Redstone castle

The courtyard at Redstone Castle is pictured. On Wednesday, Pitkin County commissioners held a review of the property and its tourism operations that centered on how noise and live music from the courtyard impacts neighbors and wildlife.

When Redstone Castle’s new owners went to Pitkin County commissioners in the summer of 2018 to seek approval of a complex land-use application to redevelop the historic property and outline the extent of proposed tourism operations, Crystal River Valley residents packed the room for a series of meetings.

Many of them aired their concerns about the multi-faceted request, which included the creation of a special zoning district for the castle and a master plan for the site. They feared the operation would bring noise, traffic and other impacts to the rural Pitkin County community. Some neighbors even hired a local attorney to represent their interests.

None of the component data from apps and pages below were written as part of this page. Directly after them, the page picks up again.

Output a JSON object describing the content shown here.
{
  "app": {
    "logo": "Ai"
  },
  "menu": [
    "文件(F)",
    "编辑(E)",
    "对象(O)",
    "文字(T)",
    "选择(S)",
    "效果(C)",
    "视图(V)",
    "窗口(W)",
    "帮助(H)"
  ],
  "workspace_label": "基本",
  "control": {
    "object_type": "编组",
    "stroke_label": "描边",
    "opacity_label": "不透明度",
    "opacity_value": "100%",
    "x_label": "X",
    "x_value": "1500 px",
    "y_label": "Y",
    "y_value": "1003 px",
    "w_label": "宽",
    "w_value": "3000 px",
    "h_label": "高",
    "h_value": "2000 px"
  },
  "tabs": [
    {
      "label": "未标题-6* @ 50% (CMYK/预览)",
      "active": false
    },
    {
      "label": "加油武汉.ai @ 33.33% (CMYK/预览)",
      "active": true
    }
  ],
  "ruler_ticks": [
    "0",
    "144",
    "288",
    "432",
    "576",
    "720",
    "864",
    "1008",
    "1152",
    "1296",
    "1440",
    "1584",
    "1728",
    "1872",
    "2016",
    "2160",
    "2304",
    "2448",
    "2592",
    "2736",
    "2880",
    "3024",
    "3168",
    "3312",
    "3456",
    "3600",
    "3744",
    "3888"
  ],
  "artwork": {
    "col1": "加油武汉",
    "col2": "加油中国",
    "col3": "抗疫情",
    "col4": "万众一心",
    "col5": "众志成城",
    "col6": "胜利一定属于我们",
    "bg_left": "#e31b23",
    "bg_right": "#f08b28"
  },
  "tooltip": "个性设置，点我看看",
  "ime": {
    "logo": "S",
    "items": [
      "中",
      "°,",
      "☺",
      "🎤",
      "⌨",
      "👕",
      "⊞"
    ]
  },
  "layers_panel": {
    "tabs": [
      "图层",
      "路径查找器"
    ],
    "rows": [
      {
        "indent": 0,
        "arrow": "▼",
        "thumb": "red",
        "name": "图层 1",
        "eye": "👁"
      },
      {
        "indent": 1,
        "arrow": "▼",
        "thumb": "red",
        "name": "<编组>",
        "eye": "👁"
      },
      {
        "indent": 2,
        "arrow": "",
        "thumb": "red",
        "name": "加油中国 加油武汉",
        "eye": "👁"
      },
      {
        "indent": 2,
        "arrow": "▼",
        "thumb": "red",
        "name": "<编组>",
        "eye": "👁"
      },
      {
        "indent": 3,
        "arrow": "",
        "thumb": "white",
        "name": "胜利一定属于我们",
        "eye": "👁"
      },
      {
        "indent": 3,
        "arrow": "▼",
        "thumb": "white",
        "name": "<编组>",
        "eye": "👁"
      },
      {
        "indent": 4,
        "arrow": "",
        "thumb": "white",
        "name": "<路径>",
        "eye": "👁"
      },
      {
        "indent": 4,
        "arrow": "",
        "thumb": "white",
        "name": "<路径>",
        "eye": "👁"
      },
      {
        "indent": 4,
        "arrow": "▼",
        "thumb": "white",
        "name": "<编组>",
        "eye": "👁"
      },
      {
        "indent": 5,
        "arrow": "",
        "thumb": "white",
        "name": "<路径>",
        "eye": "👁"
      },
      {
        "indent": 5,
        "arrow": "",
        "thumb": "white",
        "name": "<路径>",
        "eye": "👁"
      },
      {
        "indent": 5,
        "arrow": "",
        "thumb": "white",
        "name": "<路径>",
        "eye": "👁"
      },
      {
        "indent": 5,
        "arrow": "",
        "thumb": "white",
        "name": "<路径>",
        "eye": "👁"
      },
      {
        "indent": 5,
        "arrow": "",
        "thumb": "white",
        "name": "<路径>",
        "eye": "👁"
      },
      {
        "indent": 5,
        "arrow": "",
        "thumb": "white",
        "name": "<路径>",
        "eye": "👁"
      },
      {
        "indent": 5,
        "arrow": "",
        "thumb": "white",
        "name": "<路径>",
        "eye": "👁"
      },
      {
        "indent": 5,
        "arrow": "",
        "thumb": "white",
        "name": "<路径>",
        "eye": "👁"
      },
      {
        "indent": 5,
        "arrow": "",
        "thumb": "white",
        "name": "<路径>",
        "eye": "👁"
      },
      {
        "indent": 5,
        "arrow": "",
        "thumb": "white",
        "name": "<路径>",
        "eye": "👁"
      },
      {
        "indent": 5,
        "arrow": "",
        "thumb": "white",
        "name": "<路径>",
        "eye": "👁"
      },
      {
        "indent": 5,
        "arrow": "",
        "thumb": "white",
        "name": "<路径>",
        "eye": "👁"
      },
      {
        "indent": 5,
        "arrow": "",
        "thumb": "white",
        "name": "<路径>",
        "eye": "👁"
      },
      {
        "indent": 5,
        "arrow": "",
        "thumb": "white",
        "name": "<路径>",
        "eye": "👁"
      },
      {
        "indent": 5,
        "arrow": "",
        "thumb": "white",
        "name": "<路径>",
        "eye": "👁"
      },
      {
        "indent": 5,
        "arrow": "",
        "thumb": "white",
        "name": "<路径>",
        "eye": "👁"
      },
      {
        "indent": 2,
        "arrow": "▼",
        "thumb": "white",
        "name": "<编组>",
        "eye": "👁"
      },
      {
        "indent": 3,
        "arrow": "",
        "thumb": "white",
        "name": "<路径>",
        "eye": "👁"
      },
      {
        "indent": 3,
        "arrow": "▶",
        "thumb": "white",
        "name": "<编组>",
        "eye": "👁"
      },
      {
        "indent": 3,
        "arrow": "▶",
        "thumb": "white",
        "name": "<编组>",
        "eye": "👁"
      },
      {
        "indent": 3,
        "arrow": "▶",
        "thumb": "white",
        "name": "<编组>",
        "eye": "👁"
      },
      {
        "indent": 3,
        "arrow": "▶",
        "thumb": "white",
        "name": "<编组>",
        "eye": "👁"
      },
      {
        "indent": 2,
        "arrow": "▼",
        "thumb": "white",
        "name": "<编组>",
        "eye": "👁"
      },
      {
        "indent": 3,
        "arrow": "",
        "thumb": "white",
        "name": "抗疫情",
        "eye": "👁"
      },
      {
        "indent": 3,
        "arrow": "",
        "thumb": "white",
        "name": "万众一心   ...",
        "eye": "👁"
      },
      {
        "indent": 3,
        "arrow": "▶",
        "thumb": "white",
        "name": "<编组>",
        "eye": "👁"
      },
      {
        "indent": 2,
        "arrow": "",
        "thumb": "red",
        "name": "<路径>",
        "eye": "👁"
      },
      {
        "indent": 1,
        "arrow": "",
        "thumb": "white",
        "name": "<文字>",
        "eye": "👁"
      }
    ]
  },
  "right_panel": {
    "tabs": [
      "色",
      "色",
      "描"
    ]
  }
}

In the end, the owners prevailed, though commissioners placed several conditions on approval, one being that the tourism activity would be reviewed annually to examine the effect on the neighbors — and even local wildlife. On Wednesday, commissioners conducted their first review — and after 90 minutes of discussion, Redstone Castle owners Tom and April Carver received a passing grade.

“I think there’s a lot of positive things going on there,” said Suzanne Wolff, senior planner for the county’s community development department. Though there were a few complaints from neighbors that focused on noise during the November 2018 to October 2019 time frame that was the subject of the review, she said the Carvers and their operation had generally complied with the numerous conditions set forth by commissioners.

“I have to say I’m really impressed by the number of events that you did this past year, the number of participants, and … less than a handful of complaints,” Commissioner George Newman said during the meeting before bringing up some questions about the possible need for improvements to a road that provides access to the property.

Data provided by the Carvers to the county point to an active year for the castle, which was completed in 1903. In the years just prior to the Carvers’ $2 million purchase in 2016 and subsequent redevelopment, the unique attraction, which sits on 150 acres of land divided into three parcels, received few visitors.

Tours were available on 201 days of the year that was reviewed. Of the 3,909 people who were given tours, 3,609 were transported by either the castle’s 14-person shuttle or a private shuttle, lessening the impact on roads in and around the property. Only 300 people who were signed up for tours arrived by private automobile.

“The Redstone Castle is pleased with the popularity of its tours, positive feedback for the quality of the tours, and its ability to transport the tour guests by 14-person shuttle,” a report from the owners to the county states. “Over 90 percent of the historic mansion is now viewable by its visitors, more than any time in its history.”

The Carvers’ plans also included private lodging. The castle has seven to nine suites that were available to guests each night, and within the yearlong review period, 665 suites were rented to guests, the report says. The castle also has hosted numerous special events.

During Wednesday’s meeting, April Carver spoke of the positive attention the castle has recently received. It was the subject of a PBS television documentary that aired in January 2019. The castle also received the Dana Crawford Award for historic preservation from Colorado Preservation Inc., and has been featured in numerous magazine and newspaper articles.

A state grant of $200,000 was awarded to the castle to restore failing exterior stonework. Pitkin County transferable development rights, or TDRs, were used to supplement the owner’s required match to the grant.

“I’m very proud of what we achieved this year,” April Carver said.

Only one person showed up at Wednesday’s meeting to air complaints. Ruth Kinney, a member of the Crystal River Park homeowners association, said that while she appreciates the improvements made to the castle property, sound from special events that featured live music, emanating toward her residence, has been an issue.

“It doesn’t sound musical from where we sit,” she said, adding that she is worried about the future impact on her quality of life.

While commissioners focused on noise impacts during their review, a consultant hired by the Carvers said he conducted decibel measurements after complaints were made. The readings fell under the maximum noise levels outlined in the county’s noise ordinance.

Other concerns included the inability of consultants to get solid decibel readings to measure the impact of noise on local wildlife because the measurement location is on a steep hill that’s hard to access because of thick timber. The Carvers said they would continue to search for suitable measurement locations.

In the end, commissioners agreed to a new request made by the Carvers concerning the county’s requirement that a shuttle or pilot car be provided from the castle to Redstone Boulevard at the end of events in which alcohol is present. The Carvers asked that the requirement be amended so that the shuttle or private car would only be required for events with more than 40 guest vehicles.

Andre is a reporter for Aspen Daily News. He can be reached at